Class Notes (859,523)
CA (520,841)
McGill (29,276)
BIOL (2,557)
BIOL 215 (71)
Neil Price (36)

BIOL215 Lecture 22 Notes.pdf

4 Pages

Biology (Sci)
Course Code
BIOL 215
Neil Price

This preview shows page 1. Sign up to view the full 4 pages of the document.
BIOL215 Lecture 22 Notes A classic question in ecology first posed by Andrewartha and Birch in 1954 is what is the relationship between species distribution and abundance The pattern shows that most species have fairly small range sizes and that fairly few species have large range sizes. This pattern can be seen for birds, plants, or even animals, all showing the same distribution Rapoport's rule shows that geographic range size of particular taxa increases with latitude. What that shows is that in low latitude regions, range size of mammals tend to be small and in high latitude regions, range size of mammals is almost a factor of 10 larger, so much greater range Range size on a map is really looking at the geographic area that encompasses the perimeter of a species' habitats Rapoport's rules don’t apply to all species or situations. The ecological explanation includes climatic variability (greater at high latitudes, organisms should have greater tolerance to temperature survival), product of glaciation (as glaciers retreated, new habitats became available and the organisms who lived close to ice edge now could disperse and move into the new habitat - only organisms who could disperse to greatly can go to new habitat), lack of competition in polar communities (species diversity is much lower in polar than tropical habitat, thus competition is less intense which does not force species to occupy a portion of the range which they would otherwise occupy) Topography (mountains vs. lowlands) interacts with latitude in affecting range size Range size and population - abundance are positively correlated - Hanski's Rule. Essentially, the greater the population abundance, the greater the range size and vice-versa What mechanism is responsible for generating the positive relationship between distribution and abundance: • Sampling issue (if abundance is low, it's difficult to observe those rare individuals in nature so it's hard to determine the range in comparison to more abundant species) • Ecological specialization (some species are specialists. They use one or two resources and can occupy only a narrow range of environmental conditions. Other species are generalists who have multiple resources and can occupy a wide range of environmental conditions.
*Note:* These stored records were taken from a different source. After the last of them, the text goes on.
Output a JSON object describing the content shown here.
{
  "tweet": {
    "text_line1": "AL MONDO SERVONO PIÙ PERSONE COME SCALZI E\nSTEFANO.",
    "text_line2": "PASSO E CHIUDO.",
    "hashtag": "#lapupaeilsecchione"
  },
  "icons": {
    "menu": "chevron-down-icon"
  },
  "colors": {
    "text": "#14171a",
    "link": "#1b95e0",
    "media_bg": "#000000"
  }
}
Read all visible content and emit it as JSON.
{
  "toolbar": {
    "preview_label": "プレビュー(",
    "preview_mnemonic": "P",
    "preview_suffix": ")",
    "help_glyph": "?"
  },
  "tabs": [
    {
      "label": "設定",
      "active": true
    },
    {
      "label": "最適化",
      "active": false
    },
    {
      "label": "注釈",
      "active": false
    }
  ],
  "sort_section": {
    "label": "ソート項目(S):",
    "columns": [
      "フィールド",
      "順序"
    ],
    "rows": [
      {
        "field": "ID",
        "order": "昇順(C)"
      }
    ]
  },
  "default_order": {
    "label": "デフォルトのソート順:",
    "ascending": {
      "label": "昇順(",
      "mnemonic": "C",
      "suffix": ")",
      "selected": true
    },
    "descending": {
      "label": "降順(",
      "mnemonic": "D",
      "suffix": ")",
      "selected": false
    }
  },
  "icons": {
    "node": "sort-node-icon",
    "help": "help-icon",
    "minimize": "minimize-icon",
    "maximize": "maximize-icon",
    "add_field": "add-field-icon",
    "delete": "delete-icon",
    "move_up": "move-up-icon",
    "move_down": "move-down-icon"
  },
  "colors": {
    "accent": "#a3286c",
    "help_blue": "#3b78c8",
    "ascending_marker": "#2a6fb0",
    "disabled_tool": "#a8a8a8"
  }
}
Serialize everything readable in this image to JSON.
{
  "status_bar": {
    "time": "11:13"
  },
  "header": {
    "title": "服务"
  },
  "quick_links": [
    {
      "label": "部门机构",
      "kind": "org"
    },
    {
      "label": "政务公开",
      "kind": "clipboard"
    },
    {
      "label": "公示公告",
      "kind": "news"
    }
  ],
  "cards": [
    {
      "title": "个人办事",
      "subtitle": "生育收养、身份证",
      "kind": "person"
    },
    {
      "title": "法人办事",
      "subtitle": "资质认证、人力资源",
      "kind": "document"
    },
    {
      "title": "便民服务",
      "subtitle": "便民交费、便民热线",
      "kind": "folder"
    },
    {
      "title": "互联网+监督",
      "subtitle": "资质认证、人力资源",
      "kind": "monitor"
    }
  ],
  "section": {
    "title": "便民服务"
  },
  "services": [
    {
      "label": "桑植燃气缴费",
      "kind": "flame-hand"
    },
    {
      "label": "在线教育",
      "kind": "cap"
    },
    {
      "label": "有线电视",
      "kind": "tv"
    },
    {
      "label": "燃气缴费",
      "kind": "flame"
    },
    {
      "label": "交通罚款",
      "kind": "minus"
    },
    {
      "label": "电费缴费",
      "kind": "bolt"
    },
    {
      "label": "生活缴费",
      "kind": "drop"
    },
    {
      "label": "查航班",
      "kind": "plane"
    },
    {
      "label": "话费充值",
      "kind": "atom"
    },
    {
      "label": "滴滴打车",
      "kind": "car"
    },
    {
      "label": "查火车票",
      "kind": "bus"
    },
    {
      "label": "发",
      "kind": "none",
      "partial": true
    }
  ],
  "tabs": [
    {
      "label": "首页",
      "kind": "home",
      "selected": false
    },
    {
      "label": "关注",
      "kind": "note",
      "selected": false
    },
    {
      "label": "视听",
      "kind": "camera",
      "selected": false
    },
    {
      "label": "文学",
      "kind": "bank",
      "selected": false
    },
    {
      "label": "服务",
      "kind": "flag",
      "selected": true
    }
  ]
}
You also have species in between specialist and generalist • Local population model (populations exist as metapopulations which are separated one from the other in a matrix of habitat that is inhospitable - those species which can traverse and disperse across the inhospitable region to a hospitable region have more range size because they are able to sample a much larger area) Read chapter 22 Sun energy is what drives the operation of ecosystem. Sun energy is taken through photosynthetic organisms (autotrophs) --> converts to chemical bond energy which are eaten by herbivores which are eaten by carnivores. However, some of the energy from the primary producers is used by decomposers and at each step, some of the energy is lost as waste through heat Nutrients through decomposers will be recycled for primary producers Ecosystem - a biological community plus all of the abiotic factors influencing that community Tansley (1935) - considered organisms and their environment as an integrated system Ecosystem ecologists study the flows of energy and the cycling of water and nutrients in ecosystems (not interested in the organisms per se: just their functional roles) The boundary of an ecosystem could be at the large geographic scale of a biome (large geographic areas which share similar precipitation and temperature and are defined by the predominate plants that inhabit the area). The boundaries are really set by the investigator so long as we consider the community and abiotic factors it influences The continuous free supply of energy can be from the sun (heat and light energy) or if an organism is deep in the ocean, it gets chemical energy from hydrothermal vents The transfer of energy between one level to the next will always have a loss in energy (as heat) because of the 2nd law of thermodynamics which states that no conversion is 100% efficient As autotrophs are using energy, they have to make biomass (more tissues) and in order to do so; they need a lot of elements to make proteins, enzymes, and cellular constituents. These elements all come from rocks. The earth is a closed system of material and nutrients but is an open system with respect to energy. The elements on the earth right now is not replenished for the most part and thus there must be a cycling of elements so they do not get tied down to one form. Nutrients cycle, energy flows which comes from heterotrophs' waste Primary productivity is the rate of capture of energy (sunlight) by ecosystems (primary producers - photosynthesis). Rate of energy capture (productivity) is measured as kcal/unit area/unit time, or Watts/m
More Less
Unlock Document
Subscribers Only

Only page 1 are available for preview. Some parts have been intentionally blurred.

Unlock Document
Subscribers Only
You're Reading a Preview

Unlock to view full version

Unlock Document
Subscribers Only

Log In


Don't have an account?

Join OneClass

Access over 10 million pages of study
documents for 1.3 million courses.

Sign up

Join to view


By registering, I agree to the Terms and Privacy Policies
Already have an account?
Just a few more details

So we can recommend you notes for your school.

Reset Password

Please enter below the email address you registered with and we will send you a link to reset your password.

Add your courses

Get notes from the top students in your class.